I balance my golden tiara with the poise
of a Brocas woman carrying Irish linen
in a basket on her head. I have practiced
for days, pinned the shiny fabric of my dress
at the sides to prevent me from tripping,
pinked my cheeks until they sting
and the pores have opened like mouths
of small flowers where, night after night,
I have rubbed them and made them drink
a bar and a half of Carbolic Soap.
Oh, there you are, she says and I wait
for her to call me, Orlaith, beautiful.
But she snorts and says, you a princess?
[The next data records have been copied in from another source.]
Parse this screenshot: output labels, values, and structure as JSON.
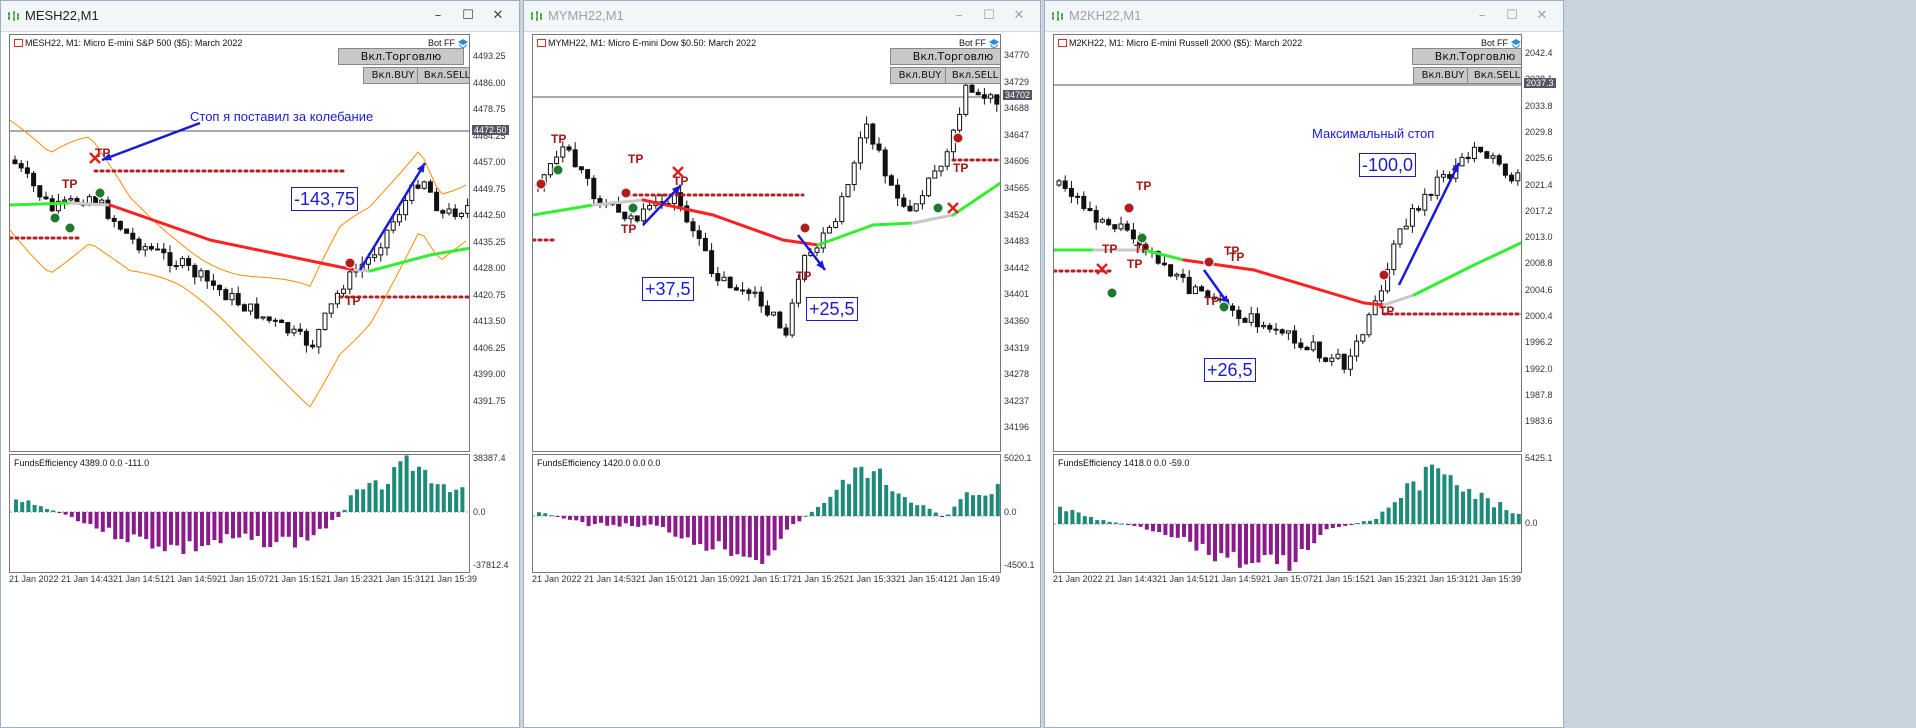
{
  "windows": [
    {
      "title": "MESH22,M1",
      "active": true,
      "symbol_line": "MESH22, M1:  Micro E-mini S&P 500 ($5): March 2022",
      "bot_label": "Bot FF",
      "trade_button": "Вкл.Торговлю",
      "buy_button": "Вкл.BUY",
      "sell_button": "Вкл.SELL",
      "price_labels": [
        "4493.25",
        "4486.00",
        "4478.75",
        "4464.25",
        "4457.00",
        "4449.75",
        "4442.50",
        "4435.25",
        "4428.00",
        "4420.75",
        "4413.50",
        "4406.25",
        "4399.00",
        "4391.75"
      ],
      "price_tag": "4472.50",
      "indicator_title": "FundsEfficiency 4389.0 0.0 -111.0",
      "indicator_labels": [
        "38387.4",
        "0.0",
        "-37812.4"
      ],
      "time_labels": [
        "21 Jan 2022",
        "21 Jan 14:43",
        "21 Jan 14:51",
        "21 Jan 14:59",
        "21 Jan 15:07",
        "21 Jan 15:15",
        "21 Jan 15:23",
        "21 Jan 15:31",
        "21 Jan 15:39"
      ],
      "annotation_box": "-143,75",
      "annotation_text": "Стоп я поставил за колебание"
    },
    {
      "title": "MYMH22,M1",
      "active": false,
      "symbol_line": "MYMH22, M1:  Micro E-mini Dow $0.50: March 2022",
      "bot_label": "Bot FF",
      "trade_button": "Вкл.Торговлю",
      "buy_button": "Вкл.BUY",
      "sell_button": "Вкл.SELL",
      "price_labels": [
        "34770",
        "34729",
        "34688",
        "34647",
        "34606",
        "34565",
        "34524",
        "34483",
        "34442",
        "34401",
        "34360",
        "34319",
        "34278",
        "34237",
        "34196"
      ],
      "price_tag": "34702",
      "indicator_title": "FundsEfficiency 1420.0 0.0 0.0",
      "indicator_labels": [
        "5020.1",
        "0.0",
        "-4500.1"
      ],
      "time_labels": [
        "21 Jan 2022",
        "21 Jan 14:53",
        "21 Jan 15:01",
        "21 Jan 15:09",
        "21 Jan 15:17",
        "21 Jan 15:25",
        "21 Jan 15:33",
        "21 Jan 15:41",
        "21 Jan 15:49"
      ],
      "annotation_box_1": "+37,5",
      "annotation_box_2": "+25,5"
    },
    {
      "title": "M2KH22,M1",
      "active": false,
      "symbol_line": "M2KH22, M1:  Micro E-mini Russell 2000 ($5): March 2022",
      "bot_label": "Bot FF",
      "trade_button": "Вкл.Торговлю",
      "buy_button": "Вкл.BUY",
      "sell_button": "Вкл.SELL",
      "price_labels": [
        "2042.4",
        "2038.1",
        "2033.8",
        "2029.8",
        "2025.6",
        "2021.4",
        "2017.2",
        "2013.0",
        "2008.8",
        "2004.6",
        "2000.4",
        "1996.2",
        "1992.0",
        "1987.8",
        "1983.6"
      ],
      "price_tag": "2037.3",
      "indicator_title": "FundsEfficiency 1418.0 0.0 -59.0",
      "indicator_labels": [
        "5425.1",
        "0.0"
      ],
      "time_labels": [
        "21 Jan 2022",
        "21 Jan 14:43",
        "21 Jan 14:51",
        "21 Jan 14:59",
        "21 Jan 15:07",
        "21 Jan 15:15",
        "21 Jan 15:23",
        "21 Jan 15:31",
        "21 Jan 15:39"
      ],
      "annotation_box": "-100,0",
      "annotation_text": "Максимальный стоп"
    }
  ],
  "tp_label": "TP",
  "colors": {
    "ma_down": "#ff2020",
    "ma_up": "#33ee33",
    "ma_flat": "#c8c8c8",
    "bollinger": "#ff8c00",
    "level_dots": "#b22222",
    "histogram_up": "#1f8a7a",
    "histogram_down": "#8b1a8b",
    "annotation": "#1b1bd6"
  }
}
As if.
In the garden, I lean over the pond
and strain to see my reflection, as seepage
from the rubbish tip next door coats the water
from rim to centre, in glistening greige
that wobbles with the impact of my tiara
as it slips from my head. But a familiar voice
croaks, Princess, Princess, forget your tiara,
forget your mother. I will call you pretty
every day if you let me lay down with you
between your little silken sheets.
Elisabeth Sennitt Clough‘s poetic influences include Michael Ondaatje and Gary Soto. Her work has appeared in magazines such as Stand,The Rialto and Ink, Sweat & Tears. She has won prizes in several UK competitions, to include the most recent Cannon Sonnet or Not Competition. She now lives in Norfolk with her husband and three children, but spent many years living and working in places as diverse as Maastricht, Reykjavik, Jakarta, California and Florida. www.elisabethsennittclough.co.uk